  31. Sandwell D T and Smith W H F 1997 Marine gravity from Geosat and ERS-1 satellite altimetry; J. Geophys. Res. 102 10,039–10,054.Google Scholar
  32. Sborshchikov I M, Murdmaa I O, Matveenkov V V, Kashintsev G L and Glomshtock A I, Al’mukhamedov A I 1995 Afanasy Nikitin Seamount within the intraplate deformation zone, Indian Ocean; Mar. Geol. 128 115–126.CrossRefGoogle Scholar
  33. Subrahmanyam C, Thakur N K, Gangadhara Rao T, Khanna R, Ramana M V and Subrahmanyam V 1999 Tectonics of the Bay of Bengal: New insights from satellite-gravity and ship-borne geophysical data; Earth Planet. Sci. Lett. 171 237–251.CrossRefGoogle Scholar
  34. Talwani M and Reif C 1998 Laxmi Ridge – A continental sliver in the Arabian Sea; Mar. Geophys. Res. 20 259–271.CrossRefGoogle Scholar
  35. Watts A B 1988 Gravity anomalies, crustal structure and flexure of the lithosphere at the Baltimore Canyon Trough; Earth Planet. Sci. Lett. 89 221–238.CrossRefGoogle Scholar
  36. Watts A B and Fairhead J D 1999 A process-oriented approach to modeling the gravity of continental margins; The Leading Edge 18 258–263.CrossRefGoogle Scholar
  37. Wessel P and Smith W H F 1995 New version of the Generic Mapping Tools released; EOS Trans.

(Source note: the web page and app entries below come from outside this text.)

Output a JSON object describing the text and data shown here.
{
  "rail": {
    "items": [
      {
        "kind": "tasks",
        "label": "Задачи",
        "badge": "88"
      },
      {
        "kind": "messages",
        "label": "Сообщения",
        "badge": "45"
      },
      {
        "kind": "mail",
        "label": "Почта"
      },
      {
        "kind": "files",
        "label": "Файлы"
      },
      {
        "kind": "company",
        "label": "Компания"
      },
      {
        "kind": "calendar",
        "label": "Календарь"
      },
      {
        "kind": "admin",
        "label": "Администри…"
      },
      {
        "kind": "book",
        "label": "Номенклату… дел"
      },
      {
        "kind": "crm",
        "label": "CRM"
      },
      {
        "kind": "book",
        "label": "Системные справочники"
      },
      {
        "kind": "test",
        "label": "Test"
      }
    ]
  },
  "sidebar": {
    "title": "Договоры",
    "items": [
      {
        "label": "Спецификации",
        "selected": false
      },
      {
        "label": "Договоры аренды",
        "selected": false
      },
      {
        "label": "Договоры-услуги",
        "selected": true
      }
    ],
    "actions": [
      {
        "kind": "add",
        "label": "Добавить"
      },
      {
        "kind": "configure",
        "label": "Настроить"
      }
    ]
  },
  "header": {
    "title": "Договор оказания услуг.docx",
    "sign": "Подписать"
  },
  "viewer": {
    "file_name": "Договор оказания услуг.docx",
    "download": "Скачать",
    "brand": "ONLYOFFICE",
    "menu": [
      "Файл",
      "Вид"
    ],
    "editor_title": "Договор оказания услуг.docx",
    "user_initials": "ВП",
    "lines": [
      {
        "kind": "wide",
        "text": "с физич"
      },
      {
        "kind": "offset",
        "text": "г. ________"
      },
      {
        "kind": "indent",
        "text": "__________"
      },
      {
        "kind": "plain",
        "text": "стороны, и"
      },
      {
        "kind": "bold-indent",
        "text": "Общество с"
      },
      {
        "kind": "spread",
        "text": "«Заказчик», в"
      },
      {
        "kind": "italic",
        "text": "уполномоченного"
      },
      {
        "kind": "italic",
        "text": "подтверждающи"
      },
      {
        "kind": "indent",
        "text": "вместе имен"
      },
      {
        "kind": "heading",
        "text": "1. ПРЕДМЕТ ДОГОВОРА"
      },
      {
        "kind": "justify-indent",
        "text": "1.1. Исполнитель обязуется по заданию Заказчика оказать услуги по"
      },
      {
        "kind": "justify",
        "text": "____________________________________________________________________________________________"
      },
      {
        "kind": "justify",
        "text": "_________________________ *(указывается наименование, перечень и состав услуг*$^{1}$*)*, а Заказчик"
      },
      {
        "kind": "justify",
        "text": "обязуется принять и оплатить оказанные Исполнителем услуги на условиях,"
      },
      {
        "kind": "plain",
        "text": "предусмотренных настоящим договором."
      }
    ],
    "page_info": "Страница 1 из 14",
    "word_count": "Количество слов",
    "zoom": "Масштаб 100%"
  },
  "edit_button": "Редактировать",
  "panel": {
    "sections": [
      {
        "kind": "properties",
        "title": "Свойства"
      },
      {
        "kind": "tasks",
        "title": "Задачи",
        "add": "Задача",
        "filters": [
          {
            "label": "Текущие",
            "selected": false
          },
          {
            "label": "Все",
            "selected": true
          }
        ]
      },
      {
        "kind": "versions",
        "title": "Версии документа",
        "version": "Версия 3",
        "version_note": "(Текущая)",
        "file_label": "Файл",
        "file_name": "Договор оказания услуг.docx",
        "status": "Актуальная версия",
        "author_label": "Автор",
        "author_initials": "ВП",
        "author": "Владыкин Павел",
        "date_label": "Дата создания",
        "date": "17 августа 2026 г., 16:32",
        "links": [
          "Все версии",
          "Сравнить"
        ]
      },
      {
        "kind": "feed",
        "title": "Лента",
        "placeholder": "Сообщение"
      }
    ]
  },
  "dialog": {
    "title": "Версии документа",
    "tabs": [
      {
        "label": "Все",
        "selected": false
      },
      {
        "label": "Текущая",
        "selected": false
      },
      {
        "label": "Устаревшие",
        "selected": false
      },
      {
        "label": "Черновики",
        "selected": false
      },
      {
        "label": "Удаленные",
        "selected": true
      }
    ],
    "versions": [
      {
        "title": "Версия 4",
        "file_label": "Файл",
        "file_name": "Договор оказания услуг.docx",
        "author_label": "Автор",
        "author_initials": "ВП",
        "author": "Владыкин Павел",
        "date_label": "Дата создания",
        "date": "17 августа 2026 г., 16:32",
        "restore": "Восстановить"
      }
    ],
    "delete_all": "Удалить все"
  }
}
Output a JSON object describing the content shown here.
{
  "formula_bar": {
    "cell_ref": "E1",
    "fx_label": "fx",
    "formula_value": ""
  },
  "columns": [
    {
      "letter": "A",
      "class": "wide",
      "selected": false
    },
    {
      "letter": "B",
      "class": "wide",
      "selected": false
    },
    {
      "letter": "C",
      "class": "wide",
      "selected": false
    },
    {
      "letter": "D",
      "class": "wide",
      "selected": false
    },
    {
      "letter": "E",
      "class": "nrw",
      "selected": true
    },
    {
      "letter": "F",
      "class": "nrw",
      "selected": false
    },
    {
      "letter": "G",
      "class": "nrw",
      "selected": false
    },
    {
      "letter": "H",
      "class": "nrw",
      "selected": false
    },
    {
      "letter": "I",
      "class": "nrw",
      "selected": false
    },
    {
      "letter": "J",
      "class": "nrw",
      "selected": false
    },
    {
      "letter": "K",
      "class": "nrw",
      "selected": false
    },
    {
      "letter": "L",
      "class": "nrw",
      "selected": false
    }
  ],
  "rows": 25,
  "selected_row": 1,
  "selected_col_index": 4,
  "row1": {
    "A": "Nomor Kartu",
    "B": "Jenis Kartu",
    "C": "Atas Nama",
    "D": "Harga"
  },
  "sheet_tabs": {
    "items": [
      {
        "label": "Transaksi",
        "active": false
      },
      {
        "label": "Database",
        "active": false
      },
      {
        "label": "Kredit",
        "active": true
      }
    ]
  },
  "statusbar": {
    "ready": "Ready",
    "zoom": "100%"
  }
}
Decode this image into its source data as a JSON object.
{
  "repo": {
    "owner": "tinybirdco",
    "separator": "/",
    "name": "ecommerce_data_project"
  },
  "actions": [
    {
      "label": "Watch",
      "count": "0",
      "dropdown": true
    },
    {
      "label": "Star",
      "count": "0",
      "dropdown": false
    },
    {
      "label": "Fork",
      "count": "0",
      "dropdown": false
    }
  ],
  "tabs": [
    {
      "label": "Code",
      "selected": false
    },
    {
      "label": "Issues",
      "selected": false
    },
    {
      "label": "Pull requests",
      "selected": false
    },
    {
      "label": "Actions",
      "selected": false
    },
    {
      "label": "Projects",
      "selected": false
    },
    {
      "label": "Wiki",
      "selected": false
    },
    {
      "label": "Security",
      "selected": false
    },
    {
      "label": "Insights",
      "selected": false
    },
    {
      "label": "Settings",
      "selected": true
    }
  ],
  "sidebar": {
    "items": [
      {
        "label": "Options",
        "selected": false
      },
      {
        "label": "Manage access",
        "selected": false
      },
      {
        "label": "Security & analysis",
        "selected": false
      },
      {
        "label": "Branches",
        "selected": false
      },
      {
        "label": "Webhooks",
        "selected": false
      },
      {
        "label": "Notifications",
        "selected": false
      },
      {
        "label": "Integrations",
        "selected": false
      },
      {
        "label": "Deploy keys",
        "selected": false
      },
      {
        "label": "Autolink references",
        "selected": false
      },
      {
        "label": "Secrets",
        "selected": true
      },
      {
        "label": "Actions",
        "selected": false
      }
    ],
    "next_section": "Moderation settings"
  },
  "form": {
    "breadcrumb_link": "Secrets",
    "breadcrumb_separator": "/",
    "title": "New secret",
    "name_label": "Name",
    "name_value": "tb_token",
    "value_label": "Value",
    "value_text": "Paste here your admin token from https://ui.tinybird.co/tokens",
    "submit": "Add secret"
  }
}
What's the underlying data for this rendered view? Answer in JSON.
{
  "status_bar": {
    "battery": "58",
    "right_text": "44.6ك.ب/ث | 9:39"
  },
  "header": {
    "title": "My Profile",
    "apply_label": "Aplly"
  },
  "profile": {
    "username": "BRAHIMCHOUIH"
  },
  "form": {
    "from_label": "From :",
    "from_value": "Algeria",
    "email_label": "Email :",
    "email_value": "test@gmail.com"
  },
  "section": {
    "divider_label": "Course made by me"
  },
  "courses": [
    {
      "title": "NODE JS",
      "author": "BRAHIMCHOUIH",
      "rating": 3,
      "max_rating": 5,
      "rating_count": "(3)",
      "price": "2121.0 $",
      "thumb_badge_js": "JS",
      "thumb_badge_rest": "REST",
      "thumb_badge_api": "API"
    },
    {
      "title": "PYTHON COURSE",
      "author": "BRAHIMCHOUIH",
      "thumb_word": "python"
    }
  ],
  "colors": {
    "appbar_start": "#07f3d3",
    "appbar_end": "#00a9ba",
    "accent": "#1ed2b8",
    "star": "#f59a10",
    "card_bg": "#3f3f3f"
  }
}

AGU 76 329.CrossRefGoogle Scholar

Copyright information

© Indian Academy of Sciences 2011

Authors and Affiliations

  • K M SREEJITH
    • 1
  • M RADHAKRISHNA
    • 2
  • K S KRISHNA
    • 3
  • T J MAJUMDAR
    • 4
  1. 1.Geosciences Division, Marine, Geo and Planetary Sciences Group, Space Applications CentreIndian Space Research OrganizationAhmedabadIndia
  2. 2.Department of Earth SciencesIndian Institute of Technology BombayMumbaiIndia
  3. 3.National Institute of OceanographyCouncil of Scientific and Industrial ResearchGoaIndia
  4. 4.Space Applications CentreIndian Space Research OrganizationAhmedabadIndia

Personalised recommendations